[Data to use]

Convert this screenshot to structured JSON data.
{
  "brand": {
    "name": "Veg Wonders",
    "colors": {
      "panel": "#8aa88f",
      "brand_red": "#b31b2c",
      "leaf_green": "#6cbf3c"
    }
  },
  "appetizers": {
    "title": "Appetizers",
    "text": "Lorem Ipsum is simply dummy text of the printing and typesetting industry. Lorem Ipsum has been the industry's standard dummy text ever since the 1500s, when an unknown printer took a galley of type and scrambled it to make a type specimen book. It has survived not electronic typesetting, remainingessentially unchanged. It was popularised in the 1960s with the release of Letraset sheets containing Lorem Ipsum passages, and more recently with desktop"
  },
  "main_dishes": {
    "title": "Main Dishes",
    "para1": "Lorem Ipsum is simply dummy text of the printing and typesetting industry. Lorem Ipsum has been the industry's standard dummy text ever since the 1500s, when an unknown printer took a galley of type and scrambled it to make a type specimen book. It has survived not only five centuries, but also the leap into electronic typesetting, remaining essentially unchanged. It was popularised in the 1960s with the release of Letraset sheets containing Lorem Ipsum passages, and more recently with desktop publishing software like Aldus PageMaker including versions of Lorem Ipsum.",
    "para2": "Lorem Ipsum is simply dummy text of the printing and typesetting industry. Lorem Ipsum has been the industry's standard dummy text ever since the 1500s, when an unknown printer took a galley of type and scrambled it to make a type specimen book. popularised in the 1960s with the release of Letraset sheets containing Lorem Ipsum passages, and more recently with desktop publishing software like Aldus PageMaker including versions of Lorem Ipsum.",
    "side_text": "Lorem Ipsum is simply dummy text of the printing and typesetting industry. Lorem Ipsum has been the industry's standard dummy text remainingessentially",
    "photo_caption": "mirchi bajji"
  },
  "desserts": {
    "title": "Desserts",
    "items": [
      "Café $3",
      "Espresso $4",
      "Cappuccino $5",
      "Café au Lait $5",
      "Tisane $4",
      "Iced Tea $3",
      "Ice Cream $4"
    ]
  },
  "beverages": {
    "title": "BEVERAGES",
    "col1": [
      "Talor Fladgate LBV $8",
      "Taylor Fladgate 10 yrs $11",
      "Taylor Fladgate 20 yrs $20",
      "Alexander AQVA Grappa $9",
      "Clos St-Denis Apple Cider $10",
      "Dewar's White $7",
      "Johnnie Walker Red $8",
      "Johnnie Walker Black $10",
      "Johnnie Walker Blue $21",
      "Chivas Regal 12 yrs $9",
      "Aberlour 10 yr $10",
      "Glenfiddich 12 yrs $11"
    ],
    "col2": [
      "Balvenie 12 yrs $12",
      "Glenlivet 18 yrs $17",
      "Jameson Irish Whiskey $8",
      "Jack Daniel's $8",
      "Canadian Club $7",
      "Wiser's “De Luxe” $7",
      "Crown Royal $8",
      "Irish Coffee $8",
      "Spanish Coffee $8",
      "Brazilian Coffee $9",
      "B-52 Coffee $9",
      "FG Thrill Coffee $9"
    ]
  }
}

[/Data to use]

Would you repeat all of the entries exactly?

Reply:
Convert this screenshot to structured JSON data.
{
  "brand": {
    "name": "Veg Wonders",
    "colors": {
      "panel": "#8aa88f",
      "brand_red": "#b31b2c",
      "leaf_green": "#6cbf3c"
    }
  },
  "appetizers": {
    "title": "Appetizers",
    "text": "Lorem Ipsum is simply dummy text of the printing and typesetting industry. Lorem Ipsum has been the industry's standard dummy text ever since the 1500s, when an unknown printer took a galley of type and scrambled it to make a type specimen book. It has survived not electronic typesetting, remainingessentially unchanged. It was popularised in the 1960s with the release of Letraset sheets containing Lorem Ipsum passages, and more recently with desktop"
  },
  "main_dishes": {
    "title": "Main Dishes",
    "para1": "Lorem Ipsum is simply dummy text of the printing and typesetting industry. Lorem Ipsum has been the industry's standard dummy text ever since the 1500s, when an unknown printer took a galley of type and scrambled it to make a type specimen book. It has survived not only five centuries, but also the leap into electronic typesetting, remaining essentially unchanged. It was popularised in the 1960s with the release of Letraset sheets containing Lorem Ipsum passages, and more recently with desktop publishing software like Aldus PageMaker including versions of Lorem Ipsum.",
    "para2": "Lorem Ipsum is simply dummy text of the printing and typesetting industry. Lorem Ipsum has been the industry's standard dummy text ever since the 1500s, when an unknown printer took a galley of type and scrambled it to make a type specimen book. popularised in the 1960s with the release of Letraset sheets containing Lorem Ipsum passages, and more recently with desktop publishing software like Aldus PageMaker including versions of Lorem Ipsum.",
    "side_text": "Lorem Ipsum is simply dummy text of the printing and typesetting industry. Lorem Ipsum has been the industry's standard dummy text remainingessentially",
    "photo_caption": "mirchi bajji"
  },
  "desserts": {
    "title": "Desserts",
    "items": [
      "Café $3",
      "Espresso $4",
      "Cappuccino $5",
      "Café au Lait $5",
      "Tisane $4",
      "Iced Tea $3",
      "Ice Cream $4"
    ]
  },
  "beverages": {
    "title": "BEVERAGES",
    "col1": [
      "Talor Fladgate LBV $8",
      "Taylor Fladgate 10 yrs $11",
      "Taylor Fladgate 20 yrs $20",
      "Alexander AQVA Grappa $9",
      "Clos St-Denis Apple Cider $10",
      "Dewar's White $7",
      "Johnnie Walker Red $8",
      "Johnnie Walker Black $10",
      "Johnnie Walker Blue $21",
      "Chivas Regal 12 yrs $9",
      "Aberlour 10 yr $10",
      "Glenfiddich 12 yrs $11"
    ],
    "col2": [
      "Balvenie 12 yrs $12",
      "Glenlivet 18 yrs $17",
      "Jameson Irish Whiskey $8",
      "Jack Daniel's $8",
      "Canadian Club $7",
      "Wiser's “De Luxe” $7",
      "Crown Royal $8",
      "Irish Coffee $8",
      "Spanish Coffee $8",
      "Brazilian Coffee $9",
      "B-52 Coffee $9",
      "FG Thrill Coffee $9"
    ]
  }
}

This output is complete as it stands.